EEMBC benchmarks are built upon objective, clearly defined, application-based criteria. The EEMBC benchmarks reflect real-world applications and have expanded beyond processor benchmarks, also heavily focusing on benchmarks for IoT, automotive surround view and image recognition, data centers, ultra-low power microcontrollers, and smartphones/tablets and browsers (including Android platforms).
Benchmarks Covering the Most Important Embedded Applications
- IoT benchmarks to test and analyze microcontroller and connectivity interfaces (including Bluetooth and others)
- Heterogeneous compute benchmarks for automotive surround view and image recognition
- Benchmark suites relevant for testing processor performance, multicore throughput, and system designs (including MultiBench)
- Scale-Out server benchmarks (ScaleMark) addressing the needs of cloud and big data systems
- Energy efficiency benchmarks for ultra-low power microcontrollers (ULPBench)
- EEMBC CoreMark for measuring processor core performance and eliminating Dhrystone MIPS
- System benchmark suites for Smartphone/Tablets, including Android platforms (AndEBench-Pro and BrowsingBench)
The Foundations of EEMBC
- Benchmark methodology emphasizing credibility, quality, industry standardization, portability, and repeatability
- EEMBC Technology Center (ETC) manages development of new benchmark software and certifies benchmark test results
- ETC provides independent testing services for EEMBC members and non-member licensees
- Non-profit consortium supported by member dues and license fees
EEMBC®, the Embedded Microprocessor Benchmark Consortium, traces its origins to a "hands-on project" conducted by Markus Levy at EDN Magazine in early 1996. Intended to address the ineffectiveness of Dhrystone MIPS as a tool for evaluating embedded processor performance, Levy's project set as its goal the creation of a new set of benchmarks that would provide better information to aid in the analysis of microprocessors, microcontrollers, and compilers. After extensive research, the need became apparent for a joint, democratic effort involving the leading suppliers in the embedded industry to make the new benchmarks a reality.

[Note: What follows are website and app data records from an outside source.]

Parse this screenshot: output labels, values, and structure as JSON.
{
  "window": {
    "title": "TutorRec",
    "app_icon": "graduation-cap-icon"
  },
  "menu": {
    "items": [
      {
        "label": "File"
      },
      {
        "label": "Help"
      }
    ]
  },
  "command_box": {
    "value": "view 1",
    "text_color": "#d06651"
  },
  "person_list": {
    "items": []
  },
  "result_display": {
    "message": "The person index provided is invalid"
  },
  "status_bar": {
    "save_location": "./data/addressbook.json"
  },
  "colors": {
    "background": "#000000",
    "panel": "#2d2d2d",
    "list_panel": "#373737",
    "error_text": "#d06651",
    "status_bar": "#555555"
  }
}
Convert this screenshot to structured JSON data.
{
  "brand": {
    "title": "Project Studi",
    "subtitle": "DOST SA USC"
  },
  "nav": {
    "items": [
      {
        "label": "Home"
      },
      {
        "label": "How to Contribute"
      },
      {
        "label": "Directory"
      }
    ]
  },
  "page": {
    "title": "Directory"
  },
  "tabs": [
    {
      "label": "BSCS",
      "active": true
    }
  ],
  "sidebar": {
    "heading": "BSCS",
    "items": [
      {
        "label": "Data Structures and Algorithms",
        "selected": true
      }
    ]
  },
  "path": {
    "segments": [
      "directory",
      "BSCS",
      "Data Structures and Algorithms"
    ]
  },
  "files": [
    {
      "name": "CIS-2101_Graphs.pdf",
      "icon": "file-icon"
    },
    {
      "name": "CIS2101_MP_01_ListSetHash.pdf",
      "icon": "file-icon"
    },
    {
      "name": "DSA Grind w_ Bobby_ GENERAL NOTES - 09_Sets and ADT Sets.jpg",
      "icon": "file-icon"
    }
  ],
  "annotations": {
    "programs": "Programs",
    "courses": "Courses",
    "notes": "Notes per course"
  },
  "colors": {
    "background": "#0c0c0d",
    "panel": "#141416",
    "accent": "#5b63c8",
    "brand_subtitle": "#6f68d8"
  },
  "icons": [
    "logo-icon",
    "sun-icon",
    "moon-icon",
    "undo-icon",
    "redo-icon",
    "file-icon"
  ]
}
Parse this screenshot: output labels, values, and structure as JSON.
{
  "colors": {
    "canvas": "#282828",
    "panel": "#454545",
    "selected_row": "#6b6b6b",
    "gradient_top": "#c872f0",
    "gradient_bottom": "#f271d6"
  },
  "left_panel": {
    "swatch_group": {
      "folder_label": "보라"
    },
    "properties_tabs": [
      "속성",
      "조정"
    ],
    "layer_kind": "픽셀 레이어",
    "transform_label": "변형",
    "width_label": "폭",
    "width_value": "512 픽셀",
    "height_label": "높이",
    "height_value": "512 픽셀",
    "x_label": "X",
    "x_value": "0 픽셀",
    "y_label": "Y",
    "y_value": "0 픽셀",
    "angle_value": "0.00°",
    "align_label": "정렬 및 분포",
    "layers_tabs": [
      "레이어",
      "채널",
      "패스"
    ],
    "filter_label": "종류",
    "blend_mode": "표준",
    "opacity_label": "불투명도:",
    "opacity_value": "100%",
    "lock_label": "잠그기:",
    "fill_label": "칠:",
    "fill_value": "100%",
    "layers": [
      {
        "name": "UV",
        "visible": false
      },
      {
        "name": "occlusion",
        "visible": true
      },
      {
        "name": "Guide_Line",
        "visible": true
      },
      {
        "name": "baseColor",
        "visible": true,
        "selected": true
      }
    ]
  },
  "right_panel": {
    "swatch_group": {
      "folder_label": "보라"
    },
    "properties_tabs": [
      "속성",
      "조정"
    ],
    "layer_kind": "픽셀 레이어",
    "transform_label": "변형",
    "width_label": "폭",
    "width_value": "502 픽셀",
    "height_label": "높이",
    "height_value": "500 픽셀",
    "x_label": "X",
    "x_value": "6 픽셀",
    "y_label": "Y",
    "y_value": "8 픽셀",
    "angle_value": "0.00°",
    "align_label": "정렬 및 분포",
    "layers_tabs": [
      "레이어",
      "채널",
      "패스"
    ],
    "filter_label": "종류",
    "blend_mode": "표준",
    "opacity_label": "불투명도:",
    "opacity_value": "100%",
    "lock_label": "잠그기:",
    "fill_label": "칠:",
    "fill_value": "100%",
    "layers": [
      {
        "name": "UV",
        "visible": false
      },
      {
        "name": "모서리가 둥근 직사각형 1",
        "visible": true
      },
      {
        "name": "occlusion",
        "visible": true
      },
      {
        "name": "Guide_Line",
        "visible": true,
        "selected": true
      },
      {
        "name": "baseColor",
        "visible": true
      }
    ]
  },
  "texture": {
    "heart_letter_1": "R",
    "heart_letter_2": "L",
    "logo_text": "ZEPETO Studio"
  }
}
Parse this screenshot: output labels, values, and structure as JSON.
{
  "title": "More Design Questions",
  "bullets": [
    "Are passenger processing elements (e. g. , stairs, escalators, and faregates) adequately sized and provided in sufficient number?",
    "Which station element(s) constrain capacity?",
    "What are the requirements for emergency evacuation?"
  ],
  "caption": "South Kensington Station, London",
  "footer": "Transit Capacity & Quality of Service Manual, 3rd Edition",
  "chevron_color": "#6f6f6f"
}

The EEMBC idea was first proposed by Mr. Levy at a March 1997 luncheon in Boston. Attending companies included AMD, ARM, DEC, Hitachi, IBM, Intel, LSI Logic, Microchip, Motorola, National Semiconductor, NEC, Philips, SGS-Thomson, Siemens, Sun, TEMIC, Texas Instruments, and Toshiba, a number of whom would become EEMBC's original members. Six months later, with funding and legal approval from 12 initial members, EEMBC was founded as a non-profit industry-standard consortium. Since that time, EEMBC's membership grew to more than 50 members and its benchmark suites have effectively replaced Dhrystone MIPS as the industry standard for measuring processor, DSP, and compiler performance.
EEMBC also makes another break with the past, allowing members to have the EEMBC Technology Center certify their benchmark scores, allowing the member’s customer to rely on the information provided to them. EEMBC certification ensures that scores are repeatable, obtained fairly, and according to EEMBC's rules.
Scores for devices that have been tested and certified can be searched from our Benchmark Search page.